When Europe's Best Soccer Team Comes to Fenway Park
BOSTON– Last Sunday, Liverpool FC played a friendly match against Sevilla, losing 2-1.
Liverpool, for those who aren't aware, won the Champions League this season, which is basically the best thing a club team can win. Seeing as Fenway Sports Group (aka John Henry) purchased Liverpool nine years ago, it makes sense to have them play in the home of the Red Sox. If you're thinking to yourself wait... how do you play soccer on a baseball field? Don't worry, you're not the only one. The field ends up looking strange and it's hard to argue that there's any truly good seats in the house, but they make it work.
I have to say, I was pretty blown away by the amount of fans I encountered during this day.
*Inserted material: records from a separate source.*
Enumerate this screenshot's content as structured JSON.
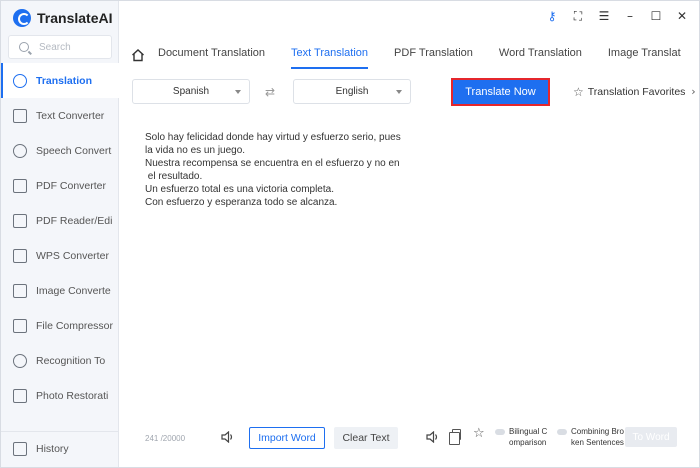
{
  "app": {
    "title": "TranslateAI"
  },
  "search": {
    "placeholder": "Search"
  },
  "sidebar": {
    "items": [
      {
        "label": "Translation",
        "icon": "translate-icon"
      },
      {
        "label": "Text Converter",
        "icon": "text-convert-icon"
      },
      {
        "label": "Speech Convert",
        "icon": "speech-icon"
      },
      {
        "label": "PDF Converter",
        "icon": "pdf-convert-icon"
      },
      {
        "label": "PDF Reader/Edi",
        "icon": "pdf-reader-icon"
      },
      {
        "label": "WPS Converter",
        "icon": "wps-icon"
      },
      {
        "label": "Image Converte",
        "icon": "image-icon"
      },
      {
        "label": "File Compressor",
        "icon": "compress-icon"
      },
      {
        "label": "Recognition To",
        "icon": "recognition-icon"
      },
      {
        "label": "Photo Restorati",
        "icon": "photo-restore-icon"
      }
    ],
    "history": "History"
  },
  "tabs": [
    {
      "label": "Document Translation"
    },
    {
      "label": "Text Translation"
    },
    {
      "label": "PDF Translation"
    },
    {
      "label": "Word Translation"
    },
    {
      "label": "Image Translat"
    }
  ],
  "toolbar": {
    "source_lang": "Spanish",
    "target_lang": "English",
    "translate_label": "Translate Now",
    "favorites_label": "Translation Favorites"
  },
  "editor": {
    "text": "Solo hay felicidad donde hay virtud y esfuerzo serio, pues\nla vida no es un juego.\nNuestra recompensa se encuentra en el esfuerzo y no en\n el resultado.\nUn esfuerzo total es una victoria completa.\nCon esfuerzo y esperanza todo se alcanza.",
    "count": "241 /20000"
  },
  "bottom": {
    "import_label": "Import Word",
    "clear_label": "Clear Text",
    "bilingual_label": "Bilingual C omparison",
    "bilingual_line1": "Bilingual C",
    "bilingual_line2": "omparison",
    "combining_line1": "Combining Bro",
    "combining_line2": "ken Sentences",
    "to_word_label": "To Word"
  },
  "colors": {
    "accent": "#1e6ff0",
    "highlight_border": "#e5262c"
  }
}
I guess it makes sense that Liverpool would be Boston's soccer team, seeing as the John Henry owns them, but I never imagined it would be this far-reaching.
My day began taking the Red Line from Savin Hill. I ran into a full family waiting for the T, all in Liverpool jerseys. As I walked on the train, I saw another half a dozen. This was three hours before the game.
Walking towards Fenway in the hour before the match was wild. Hundreds of Liverpool jerseys, yes, but also so many others. Colombia jerseys, England jerseys, USA jerseys. What you have to understand about games like these is that anyone with any deep-seated love for soccer will come to watch them, even if they aren't a fan of either of the teams playing (myself included.) It's a strange phenomena that exists specifically in the United States.
This was proven, for better and for worse, during the match itself. If you've ever watched an English Premier League game on TV, one thing is unmissable: the noise. All across Europe, the chants and the noise are remarkable. However, during the course of the game on Sunday the loudest it ever got was some random organized clapping, a far cry from the songs belted out across the pond.
The game itself was, as most friendly matches (non-competitive games) are in the US: strange, disjointed games with flashes of brilliance. Liverpool played worse and deserved to lose the match, but that doesn't mean they're the worse team. They played many second-string players against a Sevilla side playing a much closer version of their starting team.
What's more important than the game is the 35,000 fans that nearly sold out Fenway. Yes, it was a pretty dull game, but getting that many people to show up for a meaningless soccer game in the heart of Boston can only bode well for the future of soccer in this city.